he can operate comfortably in either a No 12 or 13 capacity means doors hardly
slam brutally shut on either De Allende or Kriel (or others) for tournament
Also to consider is that De Allende can
cover wing; he has played there with some success at Super Rugby level. And
speaking of that competition, let’s not forget that for metres gained in the
2015 event, Bulls dynamo Kriel was statistically second only to Israel Folau
among fullbacks – he certainly offers possibilities if need be in the last line
of defence for the Boks.
It is also all too easy to recklessly brand
a particular player a “has been”, simply because of his age on paper and the
fact that – as in De Villiers’ case – he has been out of the top-flight fray
for a considerable time.
Class is permanent, and for the vast
majority of his tenure as Bok leader since Meyer accepted the coaching reins in
2012, De Villiers was a wily and assured presence in the team and well
respected by those under his command.
He may not possess the pace of old, and
maybe that has been comprised a bit further, but he is still capable of facilitating
others playing constructively off him, and massively able to gauge the mood and
tempo of matches.
He has also excelled in the
diplomacy/public relations area and that is not an unimportant consideration
for a World Cup, where being able to charm the unforgiving British media in
particular onto your side is no bad step.
I would be extremely comfortable,
personally, with De Villiers as our “squad captain” in the United Kingdom -- even
if match-day, start-out team leader need not necessarily be cast in stone every
The Boks are blessed with a strong
leadership group, after all ... to the extent that the tournament skipper is
not necessarily the be-all and end-all of their templates and goals.
Victor Matfield is a Super Rugby/Currie Cup
and sometimes Test captain of huge longevity, former Stormers first-choice
leader Schalk Burger demonstrated against the All Blacks in Johannesburg that
holding the reins has no impact whatsoever on his tremendous own work ethic and
class, and people like Duane Vermeulen and Fourie du Preez are natural leaders
of men too.
The Boks’ way of doing things - now in
Meyer’s fourth year as head coach - would not suddenly go violently out of
kilter with any of these figures in charge.
Besides, if the Boks make smooth headway,
as they should, through the pool phase, they are likely to rotate their
selections to a degree, and that might apply as much to captaincy.
But just by being around, Jean de Villiers
offers so much to the Boks.
Captain at the World Cup? I don’t see a problem,
whether he is on the actual field of combat or immediately alongside it as a
canny, potentially attractive substitute whose leadership will come forcefully
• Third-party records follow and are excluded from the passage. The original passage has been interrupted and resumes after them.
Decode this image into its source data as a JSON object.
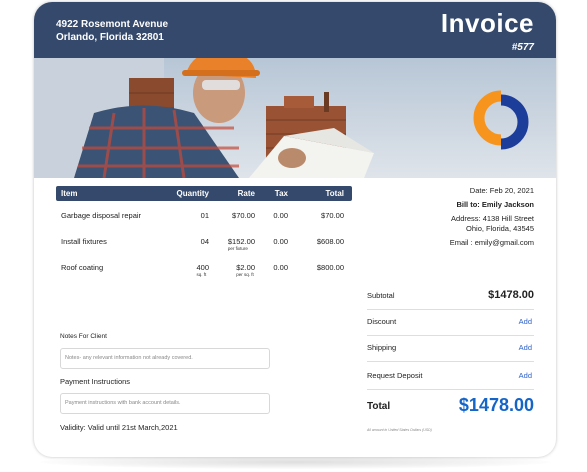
{
  "header": {
    "address_line1": "4922 Rosemont Avenue",
    "address_line2": "Orlando, Florida 32801",
    "title": "Invoice",
    "number": "#577",
    "bg_color": "#34496b"
  },
  "table": {
    "columns": [
      "Item",
      "Quantity",
      "Rate",
      "Tax",
      "Total"
    ],
    "rows": [
      {
        "item": "Garbage disposal repair",
        "qty": "01",
        "qty_unit": "",
        "rate": "$70.00",
        "rate_unit": "",
        "tax": "0.00",
        "total": "$70.00"
      },
      {
        "item": "Install fixtures",
        "qty": "04",
        "qty_unit": "",
        "rate": "$152.00",
        "rate_unit": "per fixture",
        "tax": "0.00",
        "total": "$608.00"
      },
      {
        "item": "Roof coating",
        "qty": "400",
        "qty_unit": "sq. ft",
        "rate": "$2.00",
        "rate_unit": "per sq. ft",
        "tax": "0.00",
        "total": "$800.00"
      }
    ]
  },
  "meta": {
    "date": "Date: Feb 20, 2021",
    "bill_to": "Bill to: Emily Jackson",
    "address1": "Address: 4138 Hill Street",
    "address2": "Ohio, Florida, 43545",
    "email": "Email : emily@gmail.com"
  },
  "notes": {
    "notes_label": "Notes For Client",
    "notes_placeholder": "Notes- any relevant information not already covered.",
    "payment_label": "Payment Instructions",
    "payment_placeholder": "Payment instructions with bank account details.",
    "validity": "Validity: Valid until 21st March,2021"
  },
  "summary": {
    "subtotal_label": "Subtotal",
    "subtotal_value": "$1478.00",
    "discount_label": "Discount",
    "shipping_label": "Shipping",
    "deposit_label": "Request Deposit",
    "add_label": "Add",
    "total_label": "Total",
    "total_value": "$1478.00",
    "footnote": "All amount in United States Dollars (USD)",
    "accent_color": "#1565c8"
  },
  "logo": {
    "icon": "interlocking-rings-logo",
    "colors": [
      "#f7941d",
      "#1d3d9a"
    ]
  }
}
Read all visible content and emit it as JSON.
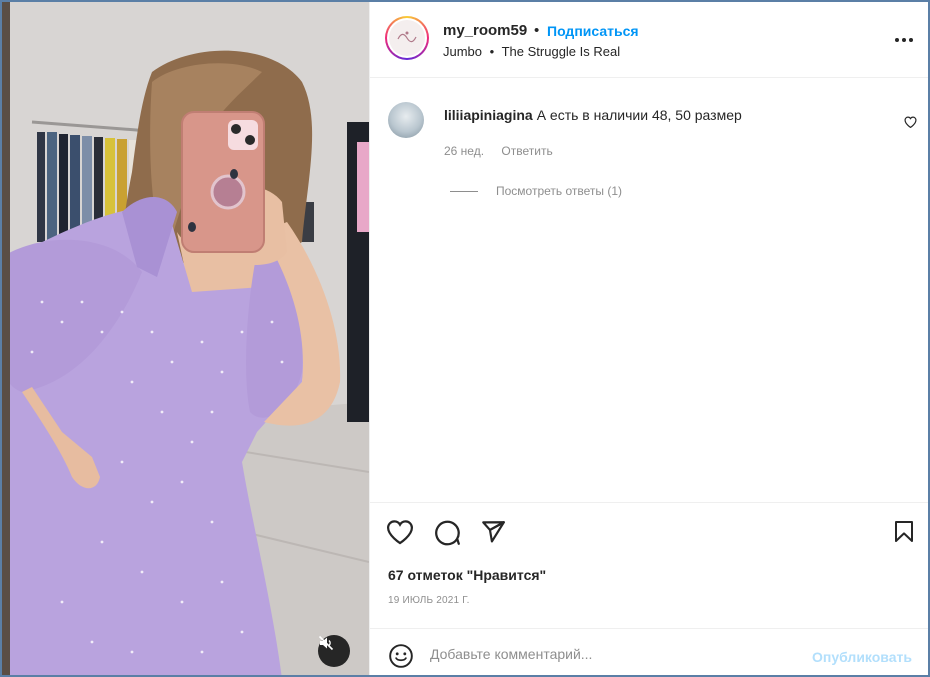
{
  "post": {
    "username": "my_room59",
    "separator": "•",
    "follow_label": "Подписаться",
    "audio_artist": "Jumbo",
    "audio_sep": "•",
    "audio_title": "The Struggle Is Real",
    "avatar_icon": "boutique-logo-icon"
  },
  "comment": {
    "username": "liliiapiniagina",
    "text": "А есть в наличии 48, 50 размер",
    "age": "26 нед.",
    "reply_label": "Ответить",
    "view_replies": "Посмотреть ответы (1)"
  },
  "actions": {
    "icons": [
      "heart-icon",
      "comment-icon",
      "share-icon",
      "bookmark-icon"
    ],
    "likes": "67 отметок \"Нравится\"",
    "date": "19 ИЮЛЬ 2021 Г."
  },
  "comment_box": {
    "placeholder": "Добавьте комментарий...",
    "publish_label": "Опубликовать"
  },
  "colors": {
    "accent": "#0095f6",
    "publish_disabled": "#b2dffc",
    "secondary_text": "#8e8e8e",
    "dress": "#b8a2dd",
    "frame_border": "#5b7fa6"
  }
}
into play at the business end of tight clashes.
After all, that last half hour or so is
precisely where the Boks have tended to turn headless chicken of late ...
our chief writer on Twitter: @RobHouwing